Ms. Orringer’s long, crowded book is its own kind of forest, and not every tree needs to be here; her novel’s dramatic power might have been greatly enhanced by pruning. But Andras’s most enduring wish, it turns out, is to create a kind of family memorial. And Ms. Orringer, writing with both granddaughterly reverence and commanding authority, has done it for him.
added by SimoneA | editNew York Times, Janet Maslin (May 19, 2010)
 

» Add other authors

Author nameRoleType of authorWork?Status
Julie Orringerprimary authorall editionsconfirmed
Kari RisvikTranslatorsecondary authorsome editionsconfirmed
Kjell RisvikTranslatorsecondary authorsome editionsconfirmed
You must log in to edit Common Knowledge data.
For more help see the Common Knowledge help page.
Series (with order)
Canonical title
Original title
Information from the Norwegian Common Knowledge. Edit to localize it to the English one.
Alternative titles
Original publication date
People/Characters
Important places
Important events
Related movies
Awards and honors
Epigraph
O tempora! O mores! O mekkora nagy córesz.

O the times! O the customs!

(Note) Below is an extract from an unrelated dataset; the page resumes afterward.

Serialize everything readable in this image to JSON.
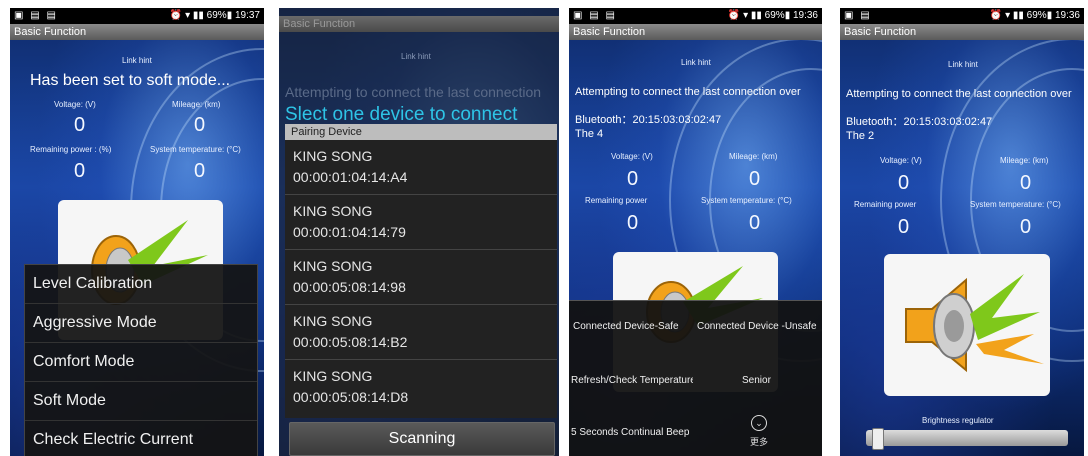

O what tremendous tsuris.

-from Marsh Marigold,
a Hungarian Labor Service newspaper,
Banhida Labor Camp, 1939


From Bulgaria thick wild cannon pounding rolls
It strikes the mountain ridge, then hesitates and falls
A piled-up blockage of thoughts, animals, cars and men;
whinnying, the road rears up; the sky runs with its mane.
In this chaos of movement you're in me, permanent,
deep in my consciousness you shine, motion forever spent
and mute, like an angel awed by death's great carnival
or an insect in rotted tree pith, staging its funeral.

-Miklós Radnóti, from "Picture Postcards,"
written to his wife during his death march from Heidenau, 1944


It is
as though I lay
under a low
sky and breathed
through a needle's eye.

-W.G. Sebald
from Unrecounted)
Dedication
For the Zahav brothers
First words
Later he would tell her that their story began at the Royal Hungarian Opera House, the night before he left for Paris on the Western Europe Express.
Quotations
Last words
Disambiguation notice
Publisher's editors
Blurbers
Publisher series

References to this work on external resources.

Wikipedia in English (1)

Book description
Haiku summary

No descriptions found.

An unforgettable story of three brothers, of history and love, of marriage tested by disaster, of a Jewish family's struggle against annihilation, and of the dangerous power of art in a time of war.

» see all 5 descriptions

Quick Links

Swap Ebooks Audio
1 avail.
1165 wanted
3 pay5 pay

Popular covers

Rating

Average: (4.18)
0.5
1 2
1.5
2 12
2.5 2
3 37
3.5 17
4 142
4.5 46
5 126

Audible.com

An edition of this book was published by Audible.com.

See editions

Penguin Australia

An edition of this book was published by Penguin Australia.

» Publisher information page

Is this you?

Become a LibraryThing Author.

 

Help/FAQs | About | Privacy/Terms | Blog | Contact | LibraryThing.com | APIs | WikiThing | Common Knowledge | Legacy Libraries | Early Reviewers | 89,422,692 books! | Top bar: Always visible